The industrialization and Urbanization of the United States was largely built around the automobile. So much so that ownership of a car to drive around and travel with became a part of the American Dream. With the emergence of the African-American middle class during the early 1900s, Black car ownership became more and more common. Giving African-Americans the opportunity to travel the country. However, with Jim Crow laws in effect in much of the south, and lawful racial discrimination openly accepted across the country, there were many places that were not safe for African-Americans.

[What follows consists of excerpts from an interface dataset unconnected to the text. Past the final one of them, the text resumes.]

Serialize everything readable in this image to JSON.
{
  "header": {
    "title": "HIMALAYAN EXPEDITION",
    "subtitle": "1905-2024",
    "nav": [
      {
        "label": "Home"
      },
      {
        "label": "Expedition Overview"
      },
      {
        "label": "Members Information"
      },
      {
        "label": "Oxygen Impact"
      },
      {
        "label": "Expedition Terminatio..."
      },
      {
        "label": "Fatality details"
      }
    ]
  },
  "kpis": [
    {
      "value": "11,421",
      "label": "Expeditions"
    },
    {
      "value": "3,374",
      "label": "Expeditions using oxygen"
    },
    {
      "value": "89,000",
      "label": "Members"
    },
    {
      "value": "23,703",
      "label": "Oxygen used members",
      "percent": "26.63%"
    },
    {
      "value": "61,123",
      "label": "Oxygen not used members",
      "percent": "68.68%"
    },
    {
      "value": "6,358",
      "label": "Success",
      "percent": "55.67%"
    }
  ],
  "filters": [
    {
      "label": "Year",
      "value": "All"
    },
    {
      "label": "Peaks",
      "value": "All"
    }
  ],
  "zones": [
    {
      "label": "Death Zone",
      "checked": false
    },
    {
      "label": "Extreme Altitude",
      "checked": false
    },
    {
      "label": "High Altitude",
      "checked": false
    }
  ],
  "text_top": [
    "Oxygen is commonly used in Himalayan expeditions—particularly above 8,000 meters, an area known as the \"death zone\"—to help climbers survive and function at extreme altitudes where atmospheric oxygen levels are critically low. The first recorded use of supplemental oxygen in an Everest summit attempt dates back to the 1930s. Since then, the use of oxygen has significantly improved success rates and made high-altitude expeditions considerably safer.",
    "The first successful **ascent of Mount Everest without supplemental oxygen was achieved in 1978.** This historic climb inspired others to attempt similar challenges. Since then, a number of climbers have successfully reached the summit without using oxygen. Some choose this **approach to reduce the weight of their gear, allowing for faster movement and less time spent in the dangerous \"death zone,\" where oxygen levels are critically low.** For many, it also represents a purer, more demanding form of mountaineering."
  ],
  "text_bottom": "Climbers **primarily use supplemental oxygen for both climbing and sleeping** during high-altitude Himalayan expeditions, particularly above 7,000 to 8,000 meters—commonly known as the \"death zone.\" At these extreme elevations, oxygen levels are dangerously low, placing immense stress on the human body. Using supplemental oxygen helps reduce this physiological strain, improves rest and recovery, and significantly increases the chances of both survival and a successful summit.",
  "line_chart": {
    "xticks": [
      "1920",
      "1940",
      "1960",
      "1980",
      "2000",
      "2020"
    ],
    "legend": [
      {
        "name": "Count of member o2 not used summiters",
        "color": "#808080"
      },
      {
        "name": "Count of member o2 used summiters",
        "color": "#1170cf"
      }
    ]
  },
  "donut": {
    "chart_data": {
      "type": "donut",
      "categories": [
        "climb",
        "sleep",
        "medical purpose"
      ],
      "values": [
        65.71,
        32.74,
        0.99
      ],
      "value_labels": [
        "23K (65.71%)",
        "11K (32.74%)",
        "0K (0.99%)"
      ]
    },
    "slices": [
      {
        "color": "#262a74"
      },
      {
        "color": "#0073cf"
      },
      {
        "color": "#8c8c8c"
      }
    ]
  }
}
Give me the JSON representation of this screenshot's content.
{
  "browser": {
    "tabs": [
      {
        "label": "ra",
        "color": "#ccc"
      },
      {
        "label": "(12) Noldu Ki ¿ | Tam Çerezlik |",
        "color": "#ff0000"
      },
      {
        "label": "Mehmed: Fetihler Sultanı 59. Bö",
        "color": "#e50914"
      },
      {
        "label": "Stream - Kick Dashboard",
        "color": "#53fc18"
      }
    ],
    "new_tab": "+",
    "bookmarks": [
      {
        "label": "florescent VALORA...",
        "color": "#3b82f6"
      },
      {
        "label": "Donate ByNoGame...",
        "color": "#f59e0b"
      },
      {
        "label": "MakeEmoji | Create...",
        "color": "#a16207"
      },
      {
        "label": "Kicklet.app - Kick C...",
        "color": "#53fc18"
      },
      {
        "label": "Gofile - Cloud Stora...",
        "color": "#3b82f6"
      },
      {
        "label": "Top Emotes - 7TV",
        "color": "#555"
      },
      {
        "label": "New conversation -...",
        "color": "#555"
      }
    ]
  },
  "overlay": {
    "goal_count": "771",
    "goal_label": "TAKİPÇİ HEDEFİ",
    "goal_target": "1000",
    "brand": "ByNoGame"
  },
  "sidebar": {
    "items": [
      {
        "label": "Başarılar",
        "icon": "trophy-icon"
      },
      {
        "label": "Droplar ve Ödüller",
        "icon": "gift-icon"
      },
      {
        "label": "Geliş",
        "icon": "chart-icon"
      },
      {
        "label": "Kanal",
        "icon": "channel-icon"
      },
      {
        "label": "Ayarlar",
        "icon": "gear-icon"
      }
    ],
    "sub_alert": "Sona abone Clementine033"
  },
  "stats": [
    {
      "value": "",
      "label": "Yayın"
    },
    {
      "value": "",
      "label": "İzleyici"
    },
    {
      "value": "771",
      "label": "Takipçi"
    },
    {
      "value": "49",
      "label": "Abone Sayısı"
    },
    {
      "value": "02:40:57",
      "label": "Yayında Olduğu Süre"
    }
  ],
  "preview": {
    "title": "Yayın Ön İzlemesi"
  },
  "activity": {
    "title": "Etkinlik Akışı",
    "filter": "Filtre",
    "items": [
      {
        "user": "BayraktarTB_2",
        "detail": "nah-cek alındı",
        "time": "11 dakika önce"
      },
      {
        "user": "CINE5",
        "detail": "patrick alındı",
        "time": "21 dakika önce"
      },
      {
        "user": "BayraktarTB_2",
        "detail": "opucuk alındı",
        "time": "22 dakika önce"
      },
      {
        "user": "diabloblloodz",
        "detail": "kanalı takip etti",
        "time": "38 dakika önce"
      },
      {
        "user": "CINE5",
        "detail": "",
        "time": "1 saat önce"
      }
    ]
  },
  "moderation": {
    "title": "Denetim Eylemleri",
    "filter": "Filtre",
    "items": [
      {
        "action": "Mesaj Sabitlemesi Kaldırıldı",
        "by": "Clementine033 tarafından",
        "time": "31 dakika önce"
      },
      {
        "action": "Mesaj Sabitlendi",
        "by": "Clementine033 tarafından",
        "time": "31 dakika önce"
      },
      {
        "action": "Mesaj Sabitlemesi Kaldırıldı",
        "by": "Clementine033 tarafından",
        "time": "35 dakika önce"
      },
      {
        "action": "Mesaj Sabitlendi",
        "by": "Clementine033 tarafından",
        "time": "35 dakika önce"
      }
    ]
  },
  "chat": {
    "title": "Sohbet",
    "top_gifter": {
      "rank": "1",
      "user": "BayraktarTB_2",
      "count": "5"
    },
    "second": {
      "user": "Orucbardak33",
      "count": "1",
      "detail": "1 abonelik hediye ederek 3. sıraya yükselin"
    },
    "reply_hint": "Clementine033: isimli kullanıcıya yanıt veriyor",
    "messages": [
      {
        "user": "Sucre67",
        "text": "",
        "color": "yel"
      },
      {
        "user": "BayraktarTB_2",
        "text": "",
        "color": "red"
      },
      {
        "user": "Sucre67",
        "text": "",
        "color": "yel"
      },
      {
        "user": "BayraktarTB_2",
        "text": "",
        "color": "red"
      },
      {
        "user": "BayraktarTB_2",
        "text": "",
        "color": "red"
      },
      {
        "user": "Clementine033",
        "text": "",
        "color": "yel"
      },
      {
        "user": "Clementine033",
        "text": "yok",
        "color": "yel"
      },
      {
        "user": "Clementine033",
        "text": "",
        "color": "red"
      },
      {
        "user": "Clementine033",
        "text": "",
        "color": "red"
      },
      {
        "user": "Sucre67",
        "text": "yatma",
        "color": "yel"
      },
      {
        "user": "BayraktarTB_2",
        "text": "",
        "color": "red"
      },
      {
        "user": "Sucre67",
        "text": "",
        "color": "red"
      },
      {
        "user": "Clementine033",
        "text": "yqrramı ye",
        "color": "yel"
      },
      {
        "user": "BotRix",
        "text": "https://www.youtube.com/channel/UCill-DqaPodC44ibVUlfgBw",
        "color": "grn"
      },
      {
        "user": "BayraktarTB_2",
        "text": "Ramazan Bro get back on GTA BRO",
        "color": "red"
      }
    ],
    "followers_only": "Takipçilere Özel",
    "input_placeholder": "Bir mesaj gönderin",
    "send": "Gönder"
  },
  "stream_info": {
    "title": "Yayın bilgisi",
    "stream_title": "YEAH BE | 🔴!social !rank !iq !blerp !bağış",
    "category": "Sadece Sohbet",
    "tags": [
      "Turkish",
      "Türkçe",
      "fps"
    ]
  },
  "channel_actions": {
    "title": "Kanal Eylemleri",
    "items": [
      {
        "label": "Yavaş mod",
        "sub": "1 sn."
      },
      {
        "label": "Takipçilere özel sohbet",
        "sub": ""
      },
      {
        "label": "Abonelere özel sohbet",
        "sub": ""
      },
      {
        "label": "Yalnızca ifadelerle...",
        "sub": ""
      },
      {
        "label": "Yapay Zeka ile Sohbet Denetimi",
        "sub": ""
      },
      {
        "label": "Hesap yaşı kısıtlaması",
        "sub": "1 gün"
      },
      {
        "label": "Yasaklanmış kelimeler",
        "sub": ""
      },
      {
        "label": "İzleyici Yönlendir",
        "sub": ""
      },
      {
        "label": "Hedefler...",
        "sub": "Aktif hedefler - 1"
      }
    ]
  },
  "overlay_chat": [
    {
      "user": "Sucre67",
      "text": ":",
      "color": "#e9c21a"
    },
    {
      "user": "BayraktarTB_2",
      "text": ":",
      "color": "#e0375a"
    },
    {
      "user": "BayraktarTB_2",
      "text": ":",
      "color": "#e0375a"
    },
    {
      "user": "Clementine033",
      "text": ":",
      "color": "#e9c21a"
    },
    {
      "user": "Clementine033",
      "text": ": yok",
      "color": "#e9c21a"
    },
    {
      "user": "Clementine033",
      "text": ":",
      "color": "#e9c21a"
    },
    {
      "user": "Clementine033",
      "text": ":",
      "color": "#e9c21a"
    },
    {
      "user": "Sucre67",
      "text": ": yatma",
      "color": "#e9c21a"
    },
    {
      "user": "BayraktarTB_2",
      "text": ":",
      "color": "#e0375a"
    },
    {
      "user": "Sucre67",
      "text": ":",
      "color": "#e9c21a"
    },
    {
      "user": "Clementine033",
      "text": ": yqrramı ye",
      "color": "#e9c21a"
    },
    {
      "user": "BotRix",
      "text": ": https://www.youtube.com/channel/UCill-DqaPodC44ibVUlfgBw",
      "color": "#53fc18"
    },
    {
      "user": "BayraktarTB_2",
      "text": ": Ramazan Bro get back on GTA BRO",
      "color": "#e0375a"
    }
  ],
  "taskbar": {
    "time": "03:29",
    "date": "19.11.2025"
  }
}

In 1936, New York City Mailman Victor H. Green published The Negro Motorist Green Book, a travel guide for African-Americans that pointed them towards businesses that were friendly towards African-Americans, helping them avoid the very prevalent racism that was all too common at the time. The first edition of what was more commonly known as The Green Book only covered New York, but every edition that followed expanded its coverage until all 50 states were covered. Wisconsin was given its own Green Book, advising African-Americans on which businesses they should go to in order to be treated fairly. It even covered Churches, and included Westside Church of God in Christ, one of the earliest black Pentecostal Churches in Milwaukee that was located right here in the Near West Side.
Pictured above: The cover of the 1950 edition of Wisconsin’s Green Book